The second book wasn’t that good. Hence my advice to you: when you know you’ll have time to really focus on reading and understanding what you’re reading, don’t take with you only one book. Never! Take at least two. Because this is a fact: only one of them could be the worst book you’ve read lately :D

What great books on the subject of user experience have you read?

New book on Flex 4: Flex 4 Fun by Chet Haase

Chet Haase (an engineer on the Flex SDK team) has published a book on Flex 4 called “Flex 4 Fun”. If you know anything about Chet’s passion for graphics you won’t be surprised to find chapters on graphics, filters, states, transitions, component skinning, and animations.

You can get a taste of the book itself by reading this excerpts: Pixel Bender with Flex 4 or states and components. You can buy the book from here and you can see the content and the application examples here.


New ActionScript 3 Book in Romanian

My friend, Cosmin Varlan, a professor at the Alexandru Ioan Cuza University published a book about ActionScript 3 – web programming with Flash and Flex. It is in Romanian, so I guess for many of you it is not too useful :D. For the others, you can buy it from the bookstores across Romania (it is published at Polirom) and it costs 42 RON (10 Euro). You have 400+ pages to  ramp up your ActionScript 3 skills quickly.


Here are some of the topics:

  • Rich Internet Applications
  • Processing XML documents
  • Event Model in Flash and Flash connectivity
  • Graphics and Multimedia, filters
  • Creating a puzzle game in ActionScript 3

Book on Flex 4

I have to say that I love books, actually I love reading books. Although, lately, I find less and less time for reading literature, I still have fun reading a good technical or business book. For those of you who have the same passion, here comes a title: Hello!Flex 4 by Peter Armstrong (and as Flex 4 is closing in fast you have an additional incentive). I think this is one of the first books on Flex 4, and although it isn’t published yet, you can have early access to the book. This enables you to read the chapters as they are written and provide feedback to the author.

Here you can find info about the book.

"First Steps in Flex", MAX Sessions, and iTunes

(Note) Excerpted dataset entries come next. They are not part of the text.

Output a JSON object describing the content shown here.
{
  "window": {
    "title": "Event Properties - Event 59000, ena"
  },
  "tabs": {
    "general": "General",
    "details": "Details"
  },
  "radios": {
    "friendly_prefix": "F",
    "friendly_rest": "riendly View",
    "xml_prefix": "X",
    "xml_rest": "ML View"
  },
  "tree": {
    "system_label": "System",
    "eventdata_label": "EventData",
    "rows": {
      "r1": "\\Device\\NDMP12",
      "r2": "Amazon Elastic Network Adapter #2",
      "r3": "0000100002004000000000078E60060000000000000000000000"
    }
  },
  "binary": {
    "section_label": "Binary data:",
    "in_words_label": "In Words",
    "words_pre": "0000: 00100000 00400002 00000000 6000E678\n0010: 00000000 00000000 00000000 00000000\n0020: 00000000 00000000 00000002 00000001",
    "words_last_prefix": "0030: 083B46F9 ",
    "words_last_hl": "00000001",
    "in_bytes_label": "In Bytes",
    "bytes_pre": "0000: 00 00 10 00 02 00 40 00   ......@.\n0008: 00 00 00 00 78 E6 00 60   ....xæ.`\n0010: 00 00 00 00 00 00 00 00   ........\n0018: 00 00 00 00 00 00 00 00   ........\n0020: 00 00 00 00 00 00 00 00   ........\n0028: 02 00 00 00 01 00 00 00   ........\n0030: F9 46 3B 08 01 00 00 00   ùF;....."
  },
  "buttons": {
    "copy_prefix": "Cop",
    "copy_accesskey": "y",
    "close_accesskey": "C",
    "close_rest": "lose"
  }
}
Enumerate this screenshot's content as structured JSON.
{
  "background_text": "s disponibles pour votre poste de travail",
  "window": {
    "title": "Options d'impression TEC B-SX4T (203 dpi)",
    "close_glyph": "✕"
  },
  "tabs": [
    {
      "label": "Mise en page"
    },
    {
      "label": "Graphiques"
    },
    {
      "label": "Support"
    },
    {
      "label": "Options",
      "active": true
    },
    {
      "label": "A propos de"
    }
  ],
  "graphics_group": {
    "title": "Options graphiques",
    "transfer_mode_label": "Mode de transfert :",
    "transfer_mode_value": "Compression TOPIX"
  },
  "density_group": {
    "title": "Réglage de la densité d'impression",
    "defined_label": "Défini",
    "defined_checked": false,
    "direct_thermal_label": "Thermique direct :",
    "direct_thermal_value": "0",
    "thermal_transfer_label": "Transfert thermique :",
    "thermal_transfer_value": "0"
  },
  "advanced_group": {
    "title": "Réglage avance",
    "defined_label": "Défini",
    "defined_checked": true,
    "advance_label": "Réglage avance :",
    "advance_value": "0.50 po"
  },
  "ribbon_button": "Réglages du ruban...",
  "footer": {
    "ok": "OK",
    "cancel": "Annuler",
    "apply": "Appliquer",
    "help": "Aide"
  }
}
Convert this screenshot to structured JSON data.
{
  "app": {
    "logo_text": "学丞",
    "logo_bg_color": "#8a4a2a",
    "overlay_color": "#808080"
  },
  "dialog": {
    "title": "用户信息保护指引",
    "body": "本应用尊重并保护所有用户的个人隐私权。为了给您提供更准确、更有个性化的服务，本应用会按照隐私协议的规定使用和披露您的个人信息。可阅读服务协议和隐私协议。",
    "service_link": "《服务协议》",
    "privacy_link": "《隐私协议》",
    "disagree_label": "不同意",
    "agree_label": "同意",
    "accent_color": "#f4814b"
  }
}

Last week I was asked about good resources for learning Flex/AIR. So I have some more resources for you: First Steps in Flex is available for purchase. This book is written by Bruce Eckel and James Ward. I read this book this summer, because I was a member of the review team. And I can tell you this book can really help you get up to speed with Flex/ActionScript/AIR very quickly. So, if you are new to Flex world, and you want to learn, then maybe this is the book for you.

First Steps in Flex First Steps in Flex

As I said in another post, all the MAX sessions will be available. As a matter of fact, we’ve started to publish them in batches. You can find them on Adobe TV:

If you prefer to use iTunes, then you can find them in the iTunes as well. Enjoy!

iTunes and MAX Sessions

Later Update: You can enjoy these recordings in Adobe Media Player too. Click on My Favorites, and click on the ADD RSS FEED button and add these feeds:


tostring.org : AIR / RIA books online

Mike Chambers launched an interesting site: http://www.tostring.org/ Mike explains what is this site:

“Well, I am happy to announce a new site that I have been working on called tostring.org, which in addition to containing the entire Adobe AIR for JavaScript Developers Pocketguide online, also provides an infrastructure for the community to contribute to the books, both through hosting translated versions of the books, as well as allowing comments on individual chapters.”

Here you can find more about this project in his own words.